**EXERCISE DETAILS**
Among the records below, find the lines that contain "single" and copy each of them.
*** Block opens ***
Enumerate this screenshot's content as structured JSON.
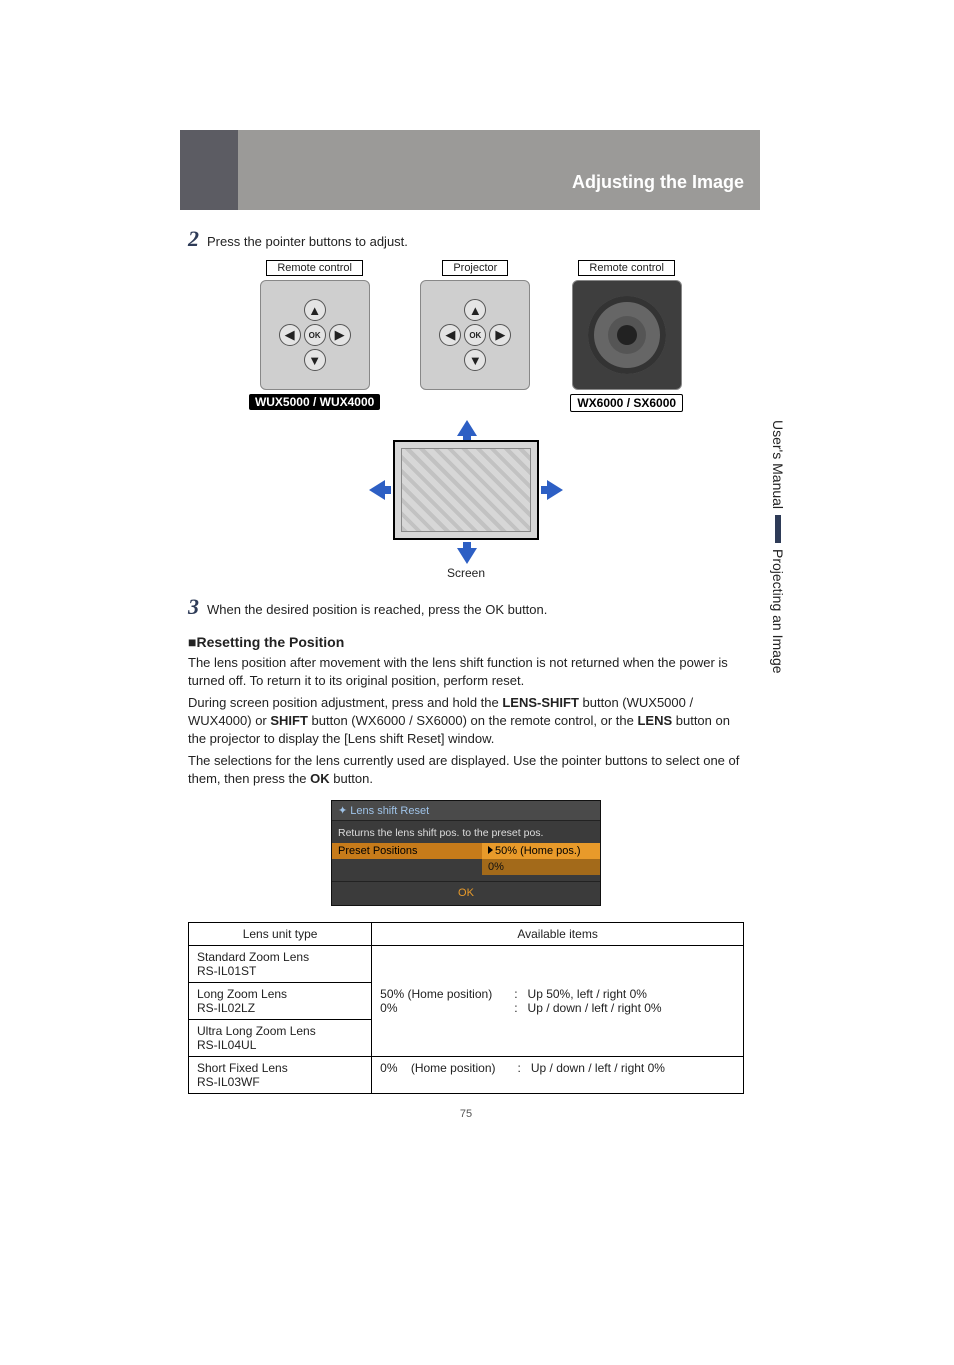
{
  "header": {
    "title": "Adjusting the Image"
  },
  "sidebar": {
    "tab_a": "User's Manual",
    "tab_b": "Projecting an Image"
  },
  "steps": {
    "s2": {
      "num": "2",
      "text": "Press the pointer buttons to adjust."
    },
    "s3": {
      "num": "3",
      "text": "When the desired position is reached, press the OK button."
    }
  },
  "controls": {
    "remote_label": "Remote control",
    "projector_label": "Projector",
    "ok": "OK",
    "model_a": "WUX5000 / WUX4000",
    "model_b": "WX6000 / SX6000"
  },
  "screen_caption": "Screen",
  "reset": {
    "heading_prefix": "■",
    "heading": "Resetting the Position",
    "p1": "The lens position after movement with the lens shift function is not returned when the power is turned off. To return it to its original position, perform reset.",
    "p2a": "During screen position adjustment, press and hold the ",
    "b1": "LENS-SHIFT",
    "p2b": " button (WUX5000 / WUX4000) or ",
    "b2": "SHIFT",
    "p2c": " button (WX6000 / SX6000) on the remote control, or the ",
    "b3": "LENS",
    "p2d": " button on the projector to display the [Lens shift Reset] window.",
    "p3a": "The selections for the lens currently used are displayed. Use the pointer buttons to select one of them, then press the ",
    "b4": "OK",
    "p3b": " button."
  },
  "osd": {
    "title": "Lens shift Reset",
    "subtitle": "Returns the lens shift pos. to the preset pos.",
    "row_label": "Preset Positions",
    "opt1": "50% (Home pos.)",
    "opt2": "0%",
    "ok": "OK"
  },
  "table": {
    "h1": "Lens unit type",
    "h2": "Available items",
    "rows": [
      {
        "type": "Standard Zoom Lens\nRS-IL01ST"
      },
      {
        "type": "Long Zoom Lens\nRS-IL02LZ"
      },
      {
        "type": "Ultra Long Zoom Lens\nRS-IL04UL"
      },
      {
        "type": "Short Fixed Lens\nRS-IL03WF"
      }
    ],
    "group1": {
      "left": "50% (Home position)\n0%",
      "right": ":   Up 50%, left / right 0%\n:   Up / down / left / right 0%"
    },
    "group2": {
      "left": "0%    (Home position)",
      "right": ":   Up / down / left / right 0%"
    }
  },
  "page_number": "75"
}
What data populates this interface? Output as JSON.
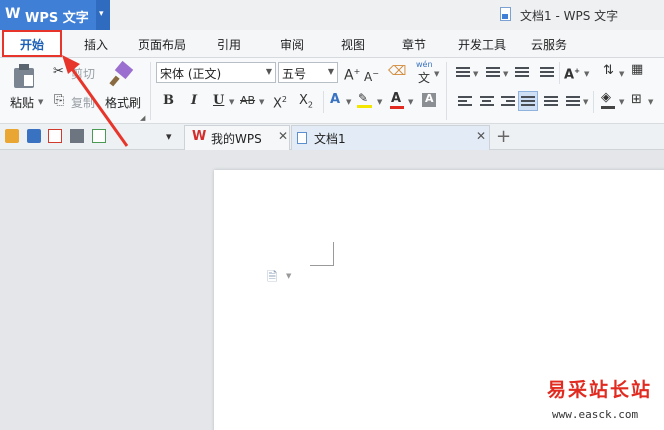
{
  "app": {
    "logo": "W",
    "name": "WPS 文字",
    "dropdown": "▾"
  },
  "window": {
    "title": "文档1 - WPS 文字"
  },
  "menu": {
    "active": "开始",
    "tabs": [
      "插入",
      "页面布局",
      "引用",
      "审阅",
      "视图",
      "章节",
      "开发工具",
      "云服务"
    ]
  },
  "ribbon": {
    "paste": "粘贴",
    "cut": "剪切",
    "copy": "复制",
    "format_painter": "格式刷",
    "font_name": "宋体 (正文)",
    "font_size": "五号",
    "bold": "B",
    "italic": "I",
    "underline": "U",
    "strike": "AB",
    "superscript": "X",
    "subscript": "X",
    "font_color_letter": "A",
    "wen_label": "wén"
  },
  "quickbar": {
    "tabs": [
      {
        "label": "我的WPS"
      },
      {
        "label": "文档1"
      }
    ],
    "new_tab": "+"
  },
  "watermark": {
    "text": "易采站长站",
    "url": "www.easck.com"
  },
  "colors": {
    "accent": "#3f7fd6",
    "highlight_box": "#e8352b",
    "arrow": "#e8352b"
  }
}
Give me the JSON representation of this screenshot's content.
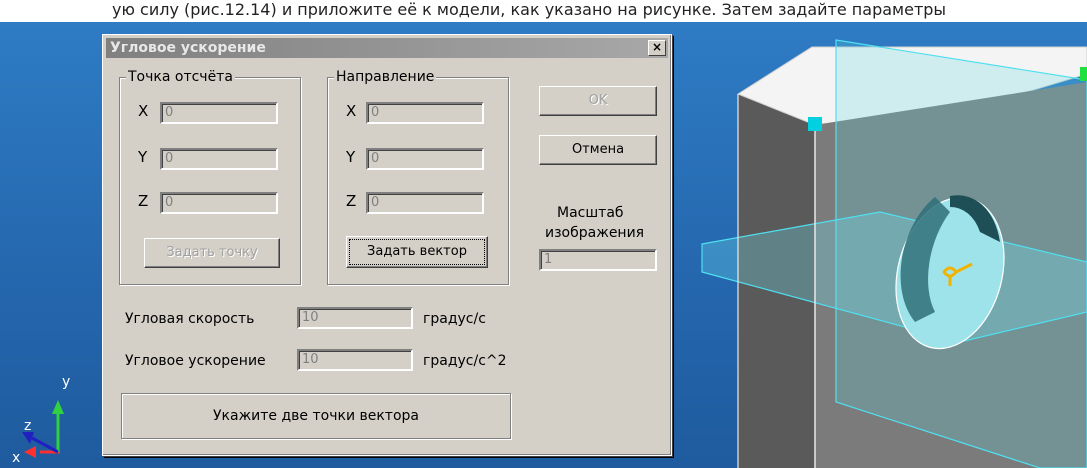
{
  "top_strip_text": "ую силу (рис.12.14) и приложите её к модели, как указано на рисунке. Затем задайте параметры",
  "dialog": {
    "title": "Угловое ускорение",
    "close_label": "×",
    "origin_group": {
      "legend": "Точка отсчёта",
      "rows": [
        {
          "axis": "X",
          "value": "0"
        },
        {
          "axis": "Y",
          "value": "0"
        },
        {
          "axis": "Z",
          "value": "0"
        }
      ],
      "button_label": "Задать точку"
    },
    "direction_group": {
      "legend": "Направление",
      "rows": [
        {
          "axis": "X",
          "value": "0"
        },
        {
          "axis": "Y",
          "value": "0"
        },
        {
          "axis": "Z",
          "value": "0"
        }
      ],
      "button_label": "Задать вектор"
    },
    "ok_label": "OK",
    "cancel_label": "Отмена",
    "scale_label_line1": "Масштаб",
    "scale_label_line2": "изображения",
    "scale_value": "1",
    "angular_velocity": {
      "label": "Угловая скорость",
      "value": "10",
      "unit": "градус/с"
    },
    "angular_acceleration": {
      "label": "Угловое ускорение",
      "value": "10",
      "unit": "градус/с^2"
    },
    "status": "Укажите две точки вектора"
  },
  "triad": {
    "y": "y",
    "z": "z",
    "x": "x"
  },
  "colors": {
    "background": "#2a6fb3",
    "plane": "#4fd2e6",
    "marker": "#00d0e0",
    "vector": "#f0b400"
  }
}
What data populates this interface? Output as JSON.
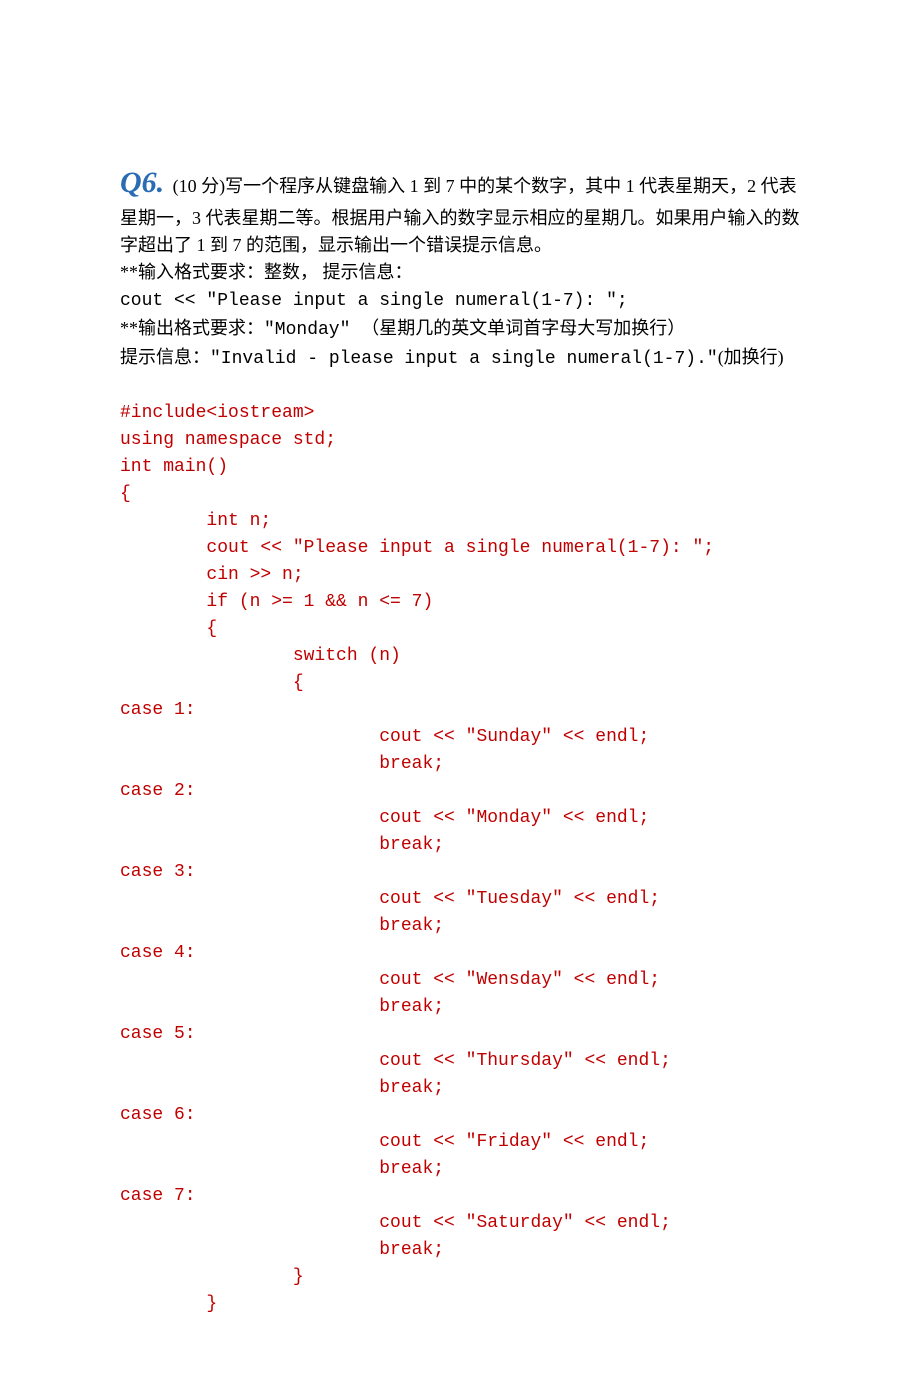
{
  "heading": {
    "label": "Q6.",
    "points": "(10 分)",
    "desc1": "写一个程序从键盘输入 1 到 7 中的某个数字，其中 1 代表星期天，2 代表星期一，3 代表星期二等。根据用户输入的数字显示相应的星期几。如果用户输入的数字超出了 1 到 7 的范围，显示输出一个错误提示信息。"
  },
  "input_spec": {
    "prefix": "**输入格式要求：整数，  提示信息：",
    "mono": "cout << \"Please input a single numeral(1-7): \";"
  },
  "output_spec": {
    "line1_prefix": "**输出格式要求：",
    "line1_mono": "\"Monday\" ",
    "line1_suffix": "（星期几的英文单词首字母大写加换行）",
    "line2_prefix": "提示信息：",
    "line2_mono": "\"Invalid - please input a single numeral(1-7).\"",
    "line2_suffix": "(加换行)"
  },
  "code": {
    "l1": "#include<iostream>",
    "l2": "using namespace std;",
    "l3": "int main()",
    "l4": "{",
    "l5": "        int n;",
    "l6": "        cout << \"Please input a single numeral(1-7): \";",
    "l7": "        cin >> n;",
    "l8": "        if (n >= 1 && n <= 7)",
    "l9": "        {",
    "l10": "                switch (n)",
    "l11": "                {",
    "l12": "case 1:",
    "l13": "                        cout << \"Sunday\" << endl;",
    "l14": "                        break;",
    "l15": "case 2:",
    "l16": "                        cout << \"Monday\" << endl;",
    "l17": "                        break;",
    "l18": "case 3:",
    "l19": "                        cout << \"Tuesday\" << endl;",
    "l20": "                        break;",
    "l21": "case 4:",
    "l22": "                        cout << \"Wensday\" << endl;",
    "l23": "                        break;",
    "l24": "case 5:",
    "l25": "                        cout << \"Thursday\" << endl;",
    "l26": "                        break;",
    "l27": "case 6:",
    "l28": "                        cout << \"Friday\" << endl;",
    "l29": "                        break;",
    "l30": "case 7:",
    "l31": "                        cout << \"Saturday\" << endl;",
    "l32": "                        break;",
    "l33": "                }",
    "l34": "        }"
  }
}
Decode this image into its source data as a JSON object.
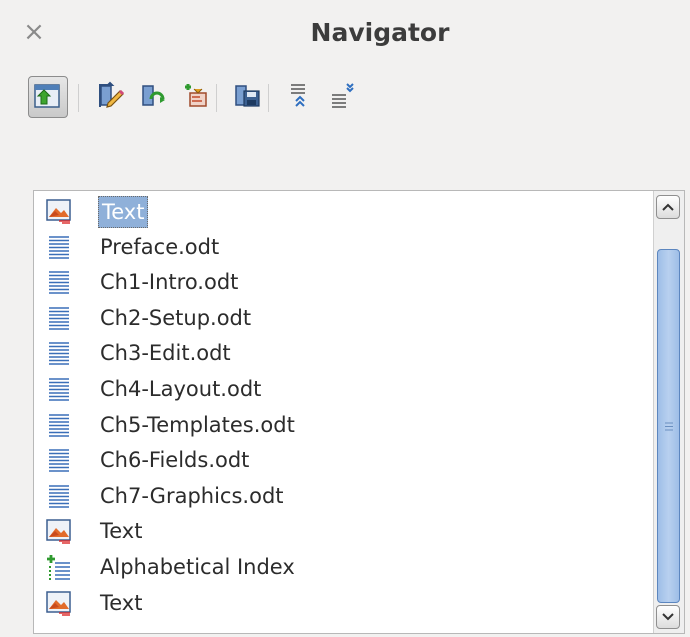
{
  "window": {
    "title": "Navigator"
  },
  "toolbar": {
    "buttons": [
      {
        "icon": "toggle-content-navigation-icon",
        "active": true
      },
      {
        "icon": "edit-icon"
      },
      {
        "icon": "update-icon"
      },
      {
        "icon": "insert-icon"
      },
      {
        "icon": "save-contents-icon"
      },
      {
        "icon": "promote-chapter-icon"
      },
      {
        "icon": "demote-chapter-icon"
      }
    ]
  },
  "tree": {
    "items": [
      {
        "label": "Text",
        "icon": "text-section-icon",
        "selected": true
      },
      {
        "label": "Preface.odt",
        "icon": "document-link-icon"
      },
      {
        "label": "Ch1-Intro.odt",
        "icon": "document-link-icon"
      },
      {
        "label": "Ch2-Setup.odt",
        "icon": "document-link-icon"
      },
      {
        "label": "Ch3-Edit.odt",
        "icon": "document-link-icon"
      },
      {
        "label": "Ch4-Layout.odt",
        "icon": "document-link-icon"
      },
      {
        "label": "Ch5-Templates.odt",
        "icon": "document-link-icon"
      },
      {
        "label": "Ch6-Fields.odt",
        "icon": "document-link-icon"
      },
      {
        "label": "Ch7-Graphics.odt",
        "icon": "document-link-icon"
      },
      {
        "label": "Text",
        "icon": "text-section-icon"
      },
      {
        "label": "Alphabetical Index",
        "icon": "index-icon"
      },
      {
        "label": "Text",
        "icon": "text-section-icon"
      }
    ]
  },
  "colors": {
    "selection": "#8fb0d9",
    "scroll_thumb": "#9ebee7"
  }
}
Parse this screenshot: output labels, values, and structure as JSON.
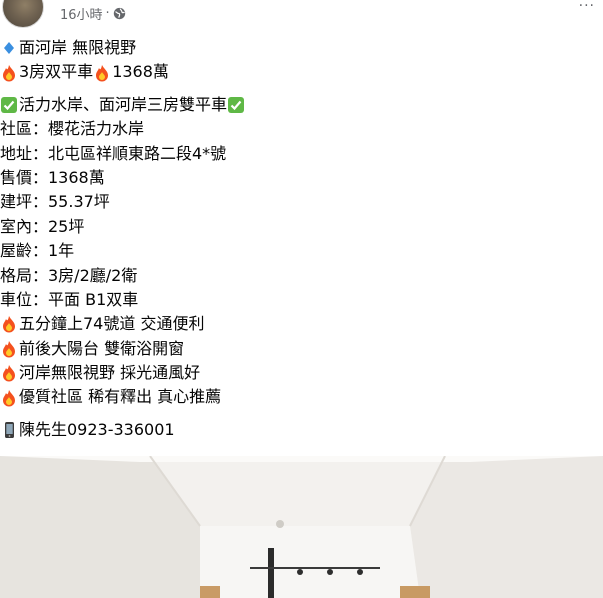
{
  "header": {
    "time": "16小時",
    "separator": "·",
    "privacy_icon": "globe-icon",
    "more_icon": "more-dots-icon"
  },
  "post": {
    "lines": [
      {
        "icon": "blue-diamond-icon",
        "text": "面河岸 無限視野"
      },
      {
        "icon": "fire-icon",
        "text": "3房双平車"
      },
      {
        "icon": "check-icon",
        "text": "活力水岸、面河岸三房雙平車"
      },
      {
        "text": "社區：櫻花活力水岸"
      },
      {
        "text": "地址：北屯區祥順東路二段4*號"
      },
      {
        "text": "售價：1368萬"
      },
      {
        "text": "建坪：55.37坪"
      },
      {
        "text": "室內：25坪"
      },
      {
        "text": "屋齡：1年"
      },
      {
        "text": "格局：3房/2廳/2衛"
      },
      {
        "text": "車位：平面 B1双車"
      },
      {
        "icon": "fire-icon",
        "text": "五分鐘上74號道 交通便利"
      },
      {
        "icon": "fire-icon",
        "text": "前後大陽台 雙衛浴開窗"
      },
      {
        "icon": "fire-icon",
        "text": "河岸無限視野 採光通風好"
      },
      {
        "icon": "fire-icon",
        "text": "優質社區 稀有釋出 真心推薦"
      },
      {
        "icon": "phone-icon",
        "text": "陳先生0923-336001"
      }
    ],
    "line2_second": "1368萬"
  },
  "photo": {
    "alt_icon": "interior-photo"
  }
}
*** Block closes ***
**EXERCISE RESULT**
    "mono": "cout << \"Please input a single numeral(1-7): \";"
    "line2_mono": "\"Invalid - please input a single numeral(1-7).\"",
    "l6": "        cout << \"Please input a single numeral(1-7): \";",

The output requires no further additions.